= Beginning of Section =
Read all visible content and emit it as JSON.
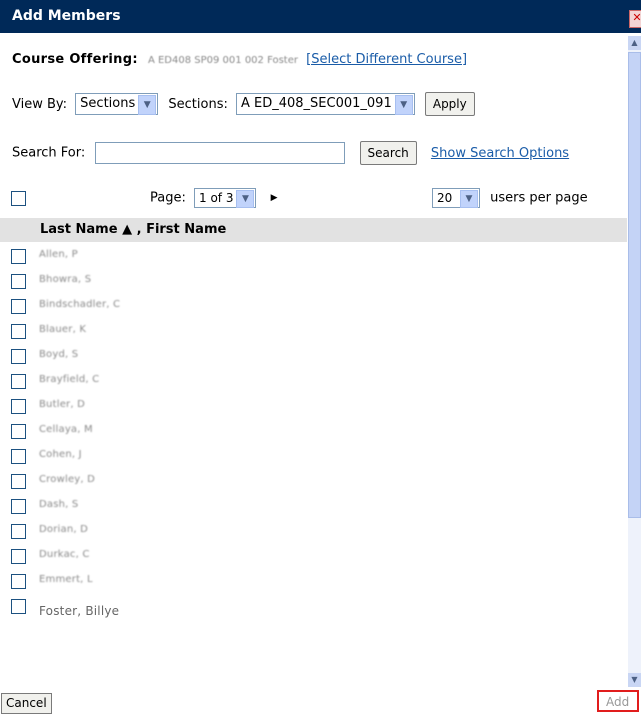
{
  "window": {
    "title": "Add Members",
    "close_glyph": "✕"
  },
  "course": {
    "label": "Course Offering:",
    "value": "A ED408 SP09 001 002 Foster",
    "change_link": "[Select Different Course]"
  },
  "view": {
    "view_by_label": "View By:",
    "view_by_value": "Sections",
    "sections_label": "Sections:",
    "sections_value": "A ED_408_SEC001_091",
    "apply_label": "Apply"
  },
  "search": {
    "label": "Search For:",
    "value": "",
    "button": "Search",
    "options_link": "Show Search Options"
  },
  "pager": {
    "page_label": "Page:",
    "page_value": "1 of 3",
    "per_page_value": "20",
    "per_page_label": "users per page"
  },
  "table": {
    "column_header": "Last Name ▲ , First Name",
    "rows": [
      "Allen, P",
      "Bhowra, S",
      "Bindschadler, C",
      "Blauer, K",
      "Boyd, S",
      "Brayfield, C",
      "Butler, D",
      "Cellaya, M",
      "Cohen, J",
      "Crowley, D",
      "Dash, S",
      "Dorian, D",
      "Durkac, C",
      "Emmert, L",
      "Foster, Billye"
    ]
  },
  "footer": {
    "cancel_label": "Cancel",
    "add_label": "Add"
  },
  "colors": {
    "titlebar": "#002958",
    "link": "#1a5ca8",
    "highlight": "#e11d1d"
  }
}
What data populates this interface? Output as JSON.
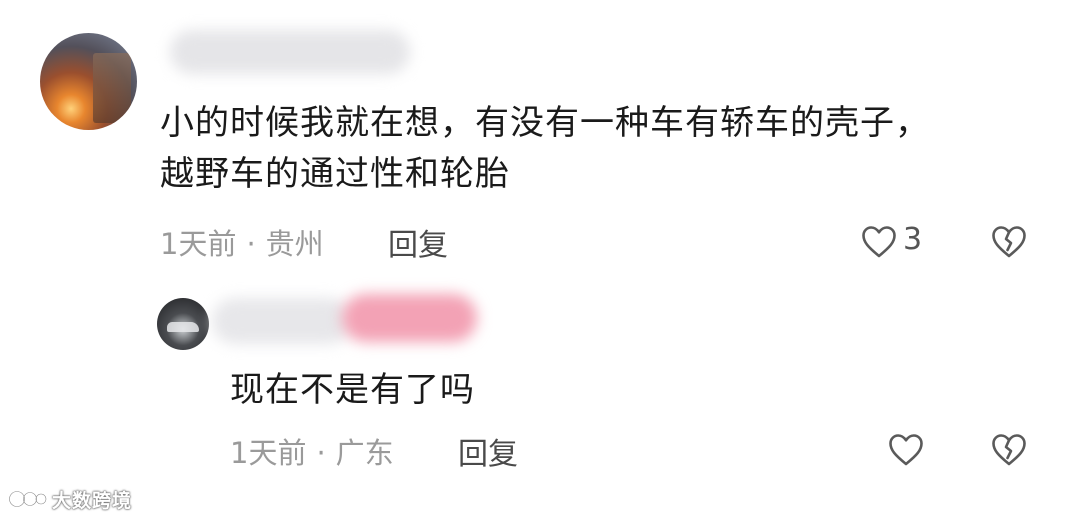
{
  "comment": {
    "text_line1": "小的时候我就在想，有没有一种车有轿车的壳子，",
    "text_line2": "越野车的通过性和轮胎",
    "time": "1天前",
    "separator": "·",
    "location": "贵州",
    "reply_label": "回复",
    "like_count": "3",
    "like_icon": "heart-outline-icon",
    "dislike_icon": "broken-heart-icon"
  },
  "reply": {
    "text": "现在不是有了吗",
    "time": "1天前",
    "separator": "·",
    "location": "广东",
    "reply_label": "回复",
    "like_icon": "heart-outline-icon",
    "dislike_icon": "broken-heart-icon"
  },
  "watermark": {
    "text": "大数跨境"
  },
  "colors": {
    "text_primary": "#1a1a1a",
    "text_meta": "#9a9a9a",
    "icon": "#5a5a5a",
    "blur_pink": "#f3a2b5"
  }
}
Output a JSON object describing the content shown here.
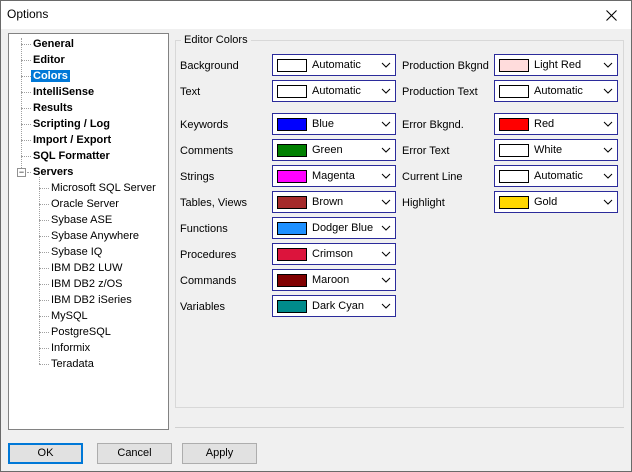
{
  "window": {
    "title": "Options"
  },
  "tree": [
    {
      "label": "General"
    },
    {
      "label": "Editor"
    },
    {
      "label": "Colors"
    },
    {
      "label": "IntelliSense"
    },
    {
      "label": "Results"
    },
    {
      "label": "Scripting / Log"
    },
    {
      "label": "Import / Export"
    },
    {
      "label": "SQL Formatter"
    },
    {
      "label": "Servers",
      "expander": "−"
    },
    {
      "label": "Microsoft SQL Server"
    },
    {
      "label": "Oracle Server"
    },
    {
      "label": "Sybase ASE"
    },
    {
      "label": "Sybase Anywhere"
    },
    {
      "label": "Sybase IQ"
    },
    {
      "label": "IBM DB2 LUW"
    },
    {
      "label": "IBM DB2 z/OS"
    },
    {
      "label": "IBM DB2 iSeries"
    },
    {
      "label": "MySQL"
    },
    {
      "label": "PostgreSQL"
    },
    {
      "label": "Informix"
    },
    {
      "label": "Teradata"
    }
  ],
  "editor_colors": {
    "title": "Editor Colors",
    "left": [
      {
        "label": "Background",
        "value": "Automatic",
        "color": "#ffffff"
      },
      {
        "label": "Text",
        "value": "Automatic",
        "color": "#ffffff"
      },
      {
        "label": "Keywords",
        "value": "Blue",
        "color": "#0000ff"
      },
      {
        "label": "Comments",
        "value": "Green",
        "color": "#008000"
      },
      {
        "label": "Strings",
        "value": "Magenta",
        "color": "#ff00ff"
      },
      {
        "label": "Tables, Views",
        "value": "Brown",
        "color": "#a52a2a"
      },
      {
        "label": "Functions",
        "value": "Dodger Blue",
        "color": "#1e90ff"
      },
      {
        "label": "Procedures",
        "value": "Crimson",
        "color": "#dc143c"
      },
      {
        "label": "Commands",
        "value": "Maroon",
        "color": "#800000"
      },
      {
        "label": "Variables",
        "value": "Dark Cyan",
        "color": "#008b8b"
      }
    ],
    "right": [
      {
        "label": "Production Bkgnd",
        "value": "Light Red",
        "color": "#ffdcdc"
      },
      {
        "label": "Production Text",
        "value": "Automatic",
        "color": "#ffffff"
      },
      {
        "label": "Error Bkgnd.",
        "value": "Red",
        "color": "#ff0000"
      },
      {
        "label": "Error Text",
        "value": "White",
        "color": "#ffffff"
      },
      {
        "label": "Current Line",
        "value": "Automatic",
        "color": "#ffffff"
      },
      {
        "label": "Highlight",
        "value": "Gold",
        "color": "#ffd700"
      }
    ]
  },
  "buttons": {
    "ok": "OK",
    "cancel": "Cancel",
    "apply": "Apply"
  }
}
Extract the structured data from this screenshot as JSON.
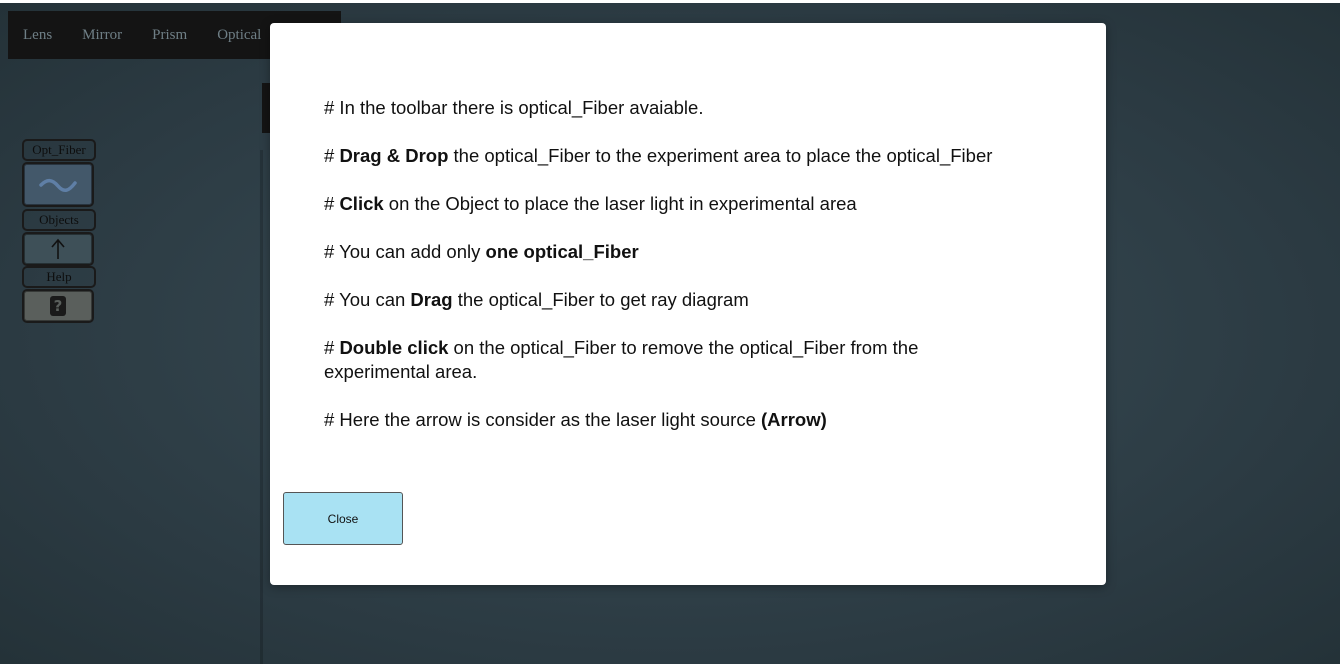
{
  "topnav": {
    "items": [
      "Lens",
      "Mirror",
      "Prism",
      "Optical"
    ]
  },
  "toolbar": {
    "opt_fiber_label": "Opt_Fiber",
    "opt_fiber_icon": "fiber-wave-icon",
    "objects_label": "Objects",
    "objects_icon": "arrow-up-icon",
    "help_label": "Help",
    "help_icon": "question-mark-icon",
    "help_glyph": "?"
  },
  "modal": {
    "lines": [
      {
        "pre": "# In the toolbar there is optical_Fiber avaiable.",
        "bold": "",
        "post": ""
      },
      {
        "pre": "# ",
        "bold": "Drag & Drop",
        "post": " the optical_Fiber to the experiment area to place the optical_Fiber"
      },
      {
        "pre": "# ",
        "bold": "Click",
        "post": " on the Object to place the laser light in experimental area"
      },
      {
        "pre": "# You can add only ",
        "bold": "one optical_Fiber",
        "post": ""
      },
      {
        "pre": "# You can ",
        "bold": "Drag",
        "post": " the optical_Fiber to get ray diagram"
      },
      {
        "pre": "# ",
        "bold": "Double click",
        "post": " on the optical_Fiber to remove the optical_Fiber from the experimental area."
      },
      {
        "pre": "# Here the arrow is consider as the laser light source ",
        "bold": "(Arrow)",
        "post": ""
      }
    ],
    "close_label": "Close"
  },
  "colors": {
    "background": "#2f3f47",
    "close_button": "#a9e2f3",
    "nav_bg": "#141414"
  }
}
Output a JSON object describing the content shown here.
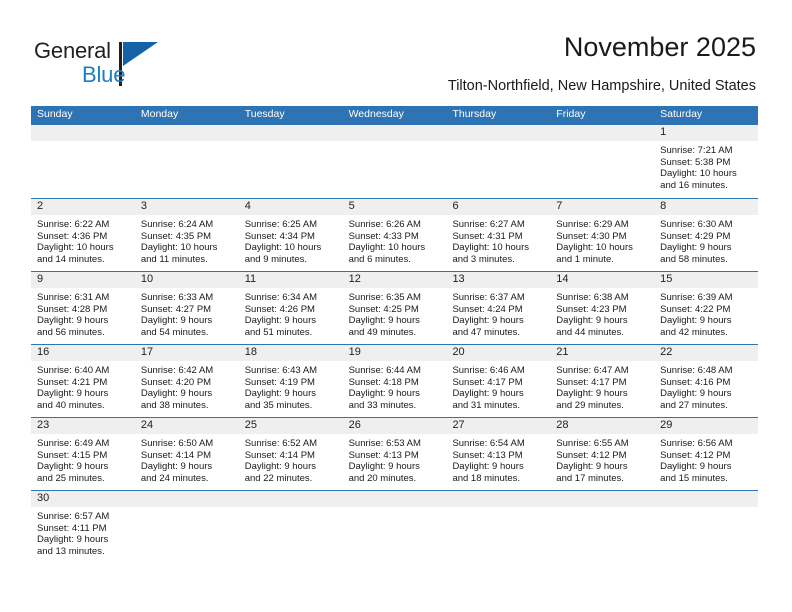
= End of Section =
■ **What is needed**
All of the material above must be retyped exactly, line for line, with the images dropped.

■ **Answer**
Read all visible content and emit it as JSON.
{
  "window": {
    "title": "Add Members",
    "close_glyph": "✕"
  },
  "course": {
    "label": "Course Offering:",
    "value": "A ED408 SP09 001 002 Foster",
    "change_link": "[Select Different Course]"
  },
  "view": {
    "view_by_label": "View By:",
    "view_by_value": "Sections",
    "sections_label": "Sections:",
    "sections_value": "A ED_408_SEC001_091",
    "apply_label": "Apply"
  },
  "search": {
    "label": "Search For:",
    "value": "",
    "button": "Search",
    "options_link": "Show Search Options"
  },
  "pager": {
    "page_label": "Page:",
    "page_value": "1 of 3",
    "per_page_value": "20",
    "per_page_label": "users per page"
  },
  "table": {
    "column_header": "Last Name ▲ , First Name",
    "rows": [
      "Allen, P",
      "Bhowra, S",
      "Bindschadler, C",
      "Blauer, K",
      "Boyd, S",
      "Brayfield, C",
      "Butler, D",
      "Cellaya, M",
      "Cohen, J",
      "Crowley, D",
      "Dash, S",
      "Dorian, D",
      "Durkac, C",
      "Emmert, L",
      "Foster, Billye"
    ]
  },
  "footer": {
    "cancel_label": "Cancel",
    "add_label": "Add"
  },
  "colors": {
    "titlebar": "#002958",
    "link": "#1a5ca8",
    "highlight": "#e11d1d"
  }
}
What data populates this interface? Output as JSON.
{
  "comment": {
    "text_line1": "小的时候我就在想，有没有一种车有轿车的壳子，",
    "text_line2": "越野车的通过性和轮胎",
    "time": "1天前",
    "separator": "·",
    "location": "贵州",
    "reply_label": "回复",
    "like_count": "3",
    "like_icon": "heart-outline-icon",
    "dislike_icon": "broken-heart-icon"
  },
  "reply": {
    "text": "现在不是有了吗",
    "time": "1天前",
    "separator": "·",
    "location": "广东",
    "reply_label": "回复",
    "like_icon": "heart-outline-icon",
    "dislike_icon": "broken-heart-icon"
  },
  "watermark": {
    "text": "大数跨境"
  },
  "colors": {
    "text_primary": "#1a1a1a",
    "text_meta": "#9a9a9a",
    "icon": "#5a5a5a",
    "blur_pink": "#f3a2b5"
  }
}
Output a JSON object describing the content shown here.
{
  "window": {
    "title": "Options"
  },
  "tree": [
    {
      "label": "General"
    },
    {
      "label": "Editor"
    },
    {
      "label": "Colors"
    },
    {
      "label": "IntelliSense"
    },
    {
      "label": "Results"
    },
    {
      "label": "Scripting / Log"
    },
    {
      "label": "Import / Export"
    },
    {
      "label": "SQL Formatter"
    },
    {
      "label": "Servers",
      "expander": "−"
    },
    {
      "label": "Microsoft SQL Server"
    },
    {
      "label": "Oracle Server"
    },
    {
      "label": "Sybase ASE"
    },
    {
      "label": "Sybase Anywhere"
    },
    {
      "label": "Sybase IQ"
    },
    {
      "label": "IBM DB2 LUW"
    },
    {
      "label": "IBM DB2 z/OS"
    },
    {
      "label": "IBM DB2 iSeries"
    },
    {
      "label": "MySQL"
    },
    {
      "label": "PostgreSQL"
    },
    {
      "label": "Informix"
    },
    {
      "label": "Teradata"
    }
  ],
  "editor_colors": {
    "title": "Editor Colors",
    "left": [
      {
        "label": "Background",
        "value": "Automatic",
        "color": "#ffffff"
      },
      {
        "label": "Text",
        "value": "Automatic",
        "color": "#ffffff"
      },
      {
        "label": "Keywords",
        "value": "Blue",
        "color": "#0000ff"
      },
      {
        "label": "Comments",
        "value": "Green",
        "color": "#008000"
      },
      {
        "label": "Strings",
        "value": "Magenta",
        "color": "#ff00ff"
      },
      {
        "label": "Tables, Views",
        "value": "Brown",
        "color": "#a52a2a"
      },
      {
        "label": "Functions",
        "value": "Dodger Blue",
        "color": "#1e90ff"
      },
      {
        "label": "Procedures",
        "value": "Crimson",
        "color": "#dc143c"
      },
      {
        "label": "Commands",
        "value": "Maroon",
        "color": "#800000"
      },
      {
        "label": "Variables",
        "value": "Dark Cyan",
        "color": "#008b8b"
      }
    ],
    "right": [
      {
        "label": "Production Bkgnd",
        "value": "Light Red",
        "color": "#ffdcdc"
      },
      {
        "label": "Production Text",
        "value": "Automatic",
        "color": "#ffffff"
      },
      {
        "label": "Error Bkgnd.",
        "value": "Red",
        "color": "#ff0000"
      },
      {
        "label": "Error Text",
        "value": "White",
        "color": "#ffffff"
      },
      {
        "label": "Current Line",
        "value": "Automatic",
        "color": "#ffffff"
      },
      {
        "label": "Highlight",
        "value": "Gold",
        "color": "#ffd700"
      }
    ]
  },
  "buttons": {
    "ok": "OK",
    "cancel": "Cancel",
    "apply": "Apply"
  }
}
Extract the structured data from this screenshot as JSON.
{
  "topnav": {
    "items": [
      "Lens",
      "Mirror",
      "Prism",
      "Optical"
    ]
  },
  "toolbar": {
    "opt_fiber_label": "Opt_Fiber",
    "opt_fiber_icon": "fiber-wave-icon",
    "objects_label": "Objects",
    "objects_icon": "arrow-up-icon",
    "help_label": "Help",
    "help_icon": "question-mark-icon",
    "help_glyph": "?"
  },
  "modal": {
    "lines": [
      {
        "pre": "# In the toolbar there is optical_Fiber avaiable.",
        "bold": "",
        "post": ""
      },
      {
        "pre": "# ",
        "bold": "Drag & Drop",
        "post": " the optical_Fiber to the experiment area to place the optical_Fiber"
      },
      {
        "pre": "# ",
        "bold": "Click",
        "post": " on the Object to place the laser light in experimental area"
      },
      {
        "pre": "# You can add only ",
        "bold": "one optical_Fiber",
        "post": ""
      },
      {
        "pre": "# You can ",
        "bold": "Drag",
        "post": " the optical_Fiber to get ray diagram"
      },
      {
        "pre": "# ",
        "bold": "Double click",
        "post": " on the optical_Fiber to remove the optical_Fiber from the experimental area."
      },
      {
        "pre": "# Here the arrow is consider as the laser light source ",
        "bold": "(Arrow)",
        "post": ""
      }
    ],
    "close_label": "Close"
  },
  "colors": {
    "background": "#2f3f47",
    "close_button": "#a9e2f3",
    "nav_bg": "#141414"
  }
}
Output a JSON object describing the content shown here.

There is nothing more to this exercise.